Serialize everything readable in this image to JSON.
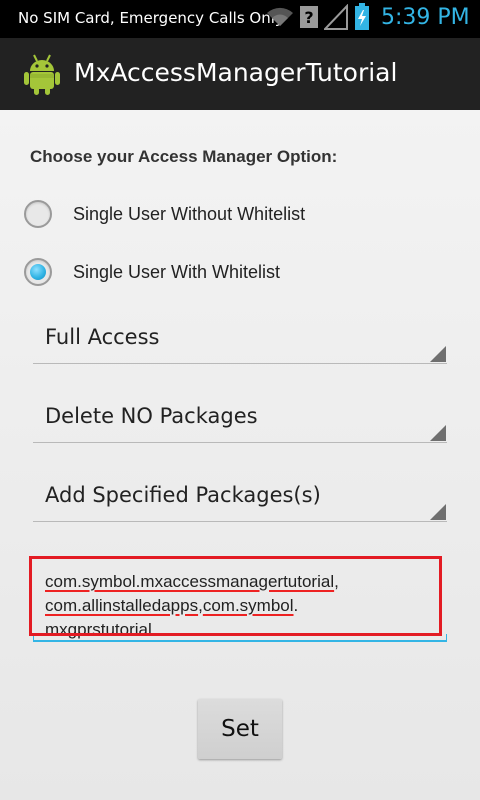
{
  "status_bar": {
    "carrier_text": "No SIM Card, Emergency Calls Only",
    "time": "5:39 PM",
    "icons": [
      "wifi-icon",
      "question-icon",
      "signal-icon",
      "battery-icon"
    ]
  },
  "action_bar": {
    "title": "MxAccessManagerTutorial",
    "icon": "android-icon"
  },
  "form": {
    "section_label": "Choose your Access Manager Option:",
    "radio_options": [
      {
        "label": "Single User Without Whitelist",
        "checked": false
      },
      {
        "label": "Single User With Whitelist",
        "checked": true
      }
    ],
    "spinners": [
      {
        "value": "Full Access"
      },
      {
        "value": "Delete NO Packages"
      },
      {
        "value": "Add Specified Packages(s)"
      }
    ],
    "packages_input": {
      "parts": [
        "com.symbol.mxaccessmanagertutorial",
        ",",
        "com.allinstalledapps",
        ",",
        "com.symbol",
        ".",
        "mxgprstutorial"
      ]
    },
    "set_button": "Set"
  },
  "colors": {
    "accent": "#33b5e5",
    "highlight": "#e31b23",
    "action_bar": "#222222"
  }
}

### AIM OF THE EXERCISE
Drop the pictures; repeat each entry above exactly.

### ANSWER BOX
Serialize everything readable in this image to JSON.
{
  "status_bar": {
    "carrier_text": "No SIM Card, Emergency Calls Only",
    "time": "5:39 PM",
    "icons": [
      "wifi-icon",
      "question-icon",
      "signal-icon",
      "battery-icon"
    ]
  },
  "action_bar": {
    "title": "MxAccessManagerTutorial",
    "icon": "android-icon"
  },
  "form": {
    "section_label": "Choose your Access Manager Option:",
    "radio_options": [
      {
        "label": "Single User Without Whitelist",
        "checked": false
      },
      {
        "label": "Single User With Whitelist",
        "checked": true
      }
    ],
    "spinners": [
      {
        "value": "Full Access"
      },
      {
        "value": "Delete NO Packages"
      },
      {
        "value": "Add Specified Packages(s)"
      }
    ],
    "packages_input": {
      "parts": [
        "com.symbol.mxaccessmanagertutorial",
        ",",
        "com.allinstalledapps",
        ",",
        "com.symbol",
        ".",
        "mxgprstutorial"
      ]
    },
    "set_button": "Set"
  },
  "colors": {
    "accent": "#33b5e5",
    "highlight": "#e31b23",
    "action_bar": "#222222"
  }
}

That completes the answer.